AU2013337594B2 (en) 2018-11-01
CN104902942A (en) 2015-09-09

Similar Documents

Publication Publication Date Title
EP0904022B1 (en) Apparatus for sampling body fluid
US8029469B2 (en) External inserter for transcutaneous device
JP4634551B2 (en) Multi-shaft lancing device
US6936053B1 (en) Ocular implant needle
EP2464417B1 (en) Ultrasonic surgical apparatus
DE10036102B4 (en) Apparatus for treating body tissues with electricity or medication
EP1949875B1 (en) External mechanical pressure sensor for gastric band pressure measurements
DE69434526T2 (en) Ultrasonic trocar with blunt tip
CN101536938B (en) Sensor trigger
US8971981B2 (en) Device and method for facilitating infusion of therapeutic fluids and sensing of bodily analytes
JP5506780B2 (en) System, apparatus and method for delivering fluid
US8257264B2 (en) Ultrasonic probe with a needle clip and method of using same
EP2967644B1 (en) Subcutaneous delivery tool
US20040260238A1 (en) Infusion syringe
US5647851A (en) Method and apparatus for vibrating an injection device
EP1624913B1 (en) Skin mountable injection device with a detachable needle insertion actuation portion
US8992439B2 (en) Medical tool for reduced penetration force
JP4801152B2 (en) Surgical system testing method
EP2243449A1 (en) Ultrasonic handpiece
US20090088722A1 (en) Straight Insertion Safety Infusion Set
CN103202744B (en) System for the both sides synchronous therapeutic of in ear destination organization
EP2382950A2 (en) Apparatus for adjustment and sensing of gastric band pressure
JP2015513929A (en) Angled retractable sheath for safety needle
RU2391952C2 (en) Method of ultrasonic tip performance
US20040243207A1 (en) Medical implant systems

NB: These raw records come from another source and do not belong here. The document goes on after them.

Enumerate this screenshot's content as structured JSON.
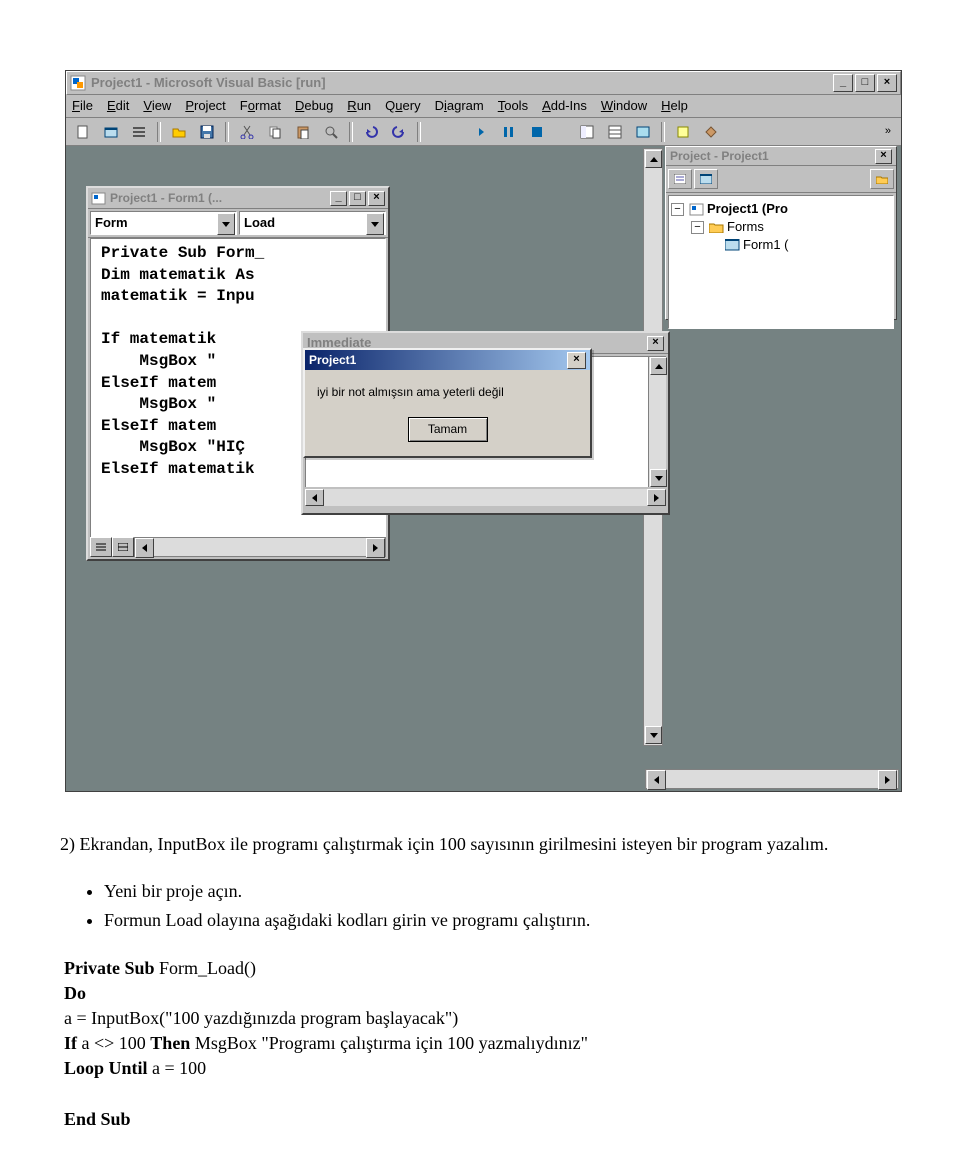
{
  "vb": {
    "title": "Project1 - Microsoft Visual Basic [run]",
    "menu": [
      "File",
      "Edit",
      "View",
      "Project",
      "Format",
      "Debug",
      "Run",
      "Query",
      "Diagram",
      "Tools",
      "Add-Ins",
      "Window",
      "Help"
    ],
    "project_panel": {
      "title": "Project - Project1",
      "tree": {
        "root": "Project1 (Pro",
        "folder": "Forms",
        "form": "Form1 ("
      }
    },
    "code_window": {
      "title": "Project1 - Form1 (...",
      "combo_left": "Form",
      "combo_right": "Load",
      "lines": [
        "Private Sub Form_",
        "Dim matematik As",
        "matematik = Inpu",
        "",
        "If matematik",
        "    MsgBox \"",
        "ElseIf matem",
        "    MsgBox \"",
        "ElseIf matem",
        "    MsgBox \"HIÇ",
        "ElseIf matematik"
      ]
    },
    "immediate_title": "Immediate",
    "msgbox": {
      "title": "Project1",
      "message": "iyi bir not almışsın ama yeterli değil",
      "ok": "Tamam"
    }
  },
  "doc": {
    "question": "2) Ekrandan, InputBox ile programı çalıştırmak için 100 sayısının girilmesini isteyen bir program yazalım.",
    "bullet1": "Yeni bir proje açın.",
    "bullet2": "Formun Load olayına aşağıdaki kodları girin ve programı çalıştırın.",
    "code": {
      "l1a": "Private Sub ",
      "l1b": "Form_Load()",
      "l2": "Do",
      "l3": "    a = InputBox(\"100 yazdığınızda program başlayacak\")",
      "l4a": "    If ",
      "l4b": "a <> 100 ",
      "l4c": "Then ",
      "l4d": "MsgBox \"Programı çalıştırma için 100 yazmalıydınız\"",
      "l5a": "Loop Until ",
      "l5b": "a = 100",
      "l7": "End Sub"
    }
  }
}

Legal Events

Date Code Title Description
121 Ep: the epo has been informed by wipo that ep was designated in this application

Ref document number: 13850610

Country of ref document: EP

Kind code of ref document: A1

WWE Wipo information: entry into national phase

Ref document number: 14437308

Country of ref document: US

Ref document number: 2013850610

Country of ref document: EP

NENP Non-entry into the national phase in:

Ref country code: DE

DPE1 Request for preliminary examination filed after expiration of 19th month from priority date (pct application filed from 20040101)
ENP Entry into the national phase in:

Ref document number: 2013337594

Country of ref document: AU

Date of ref document: 20131029

Kind code of ref document: A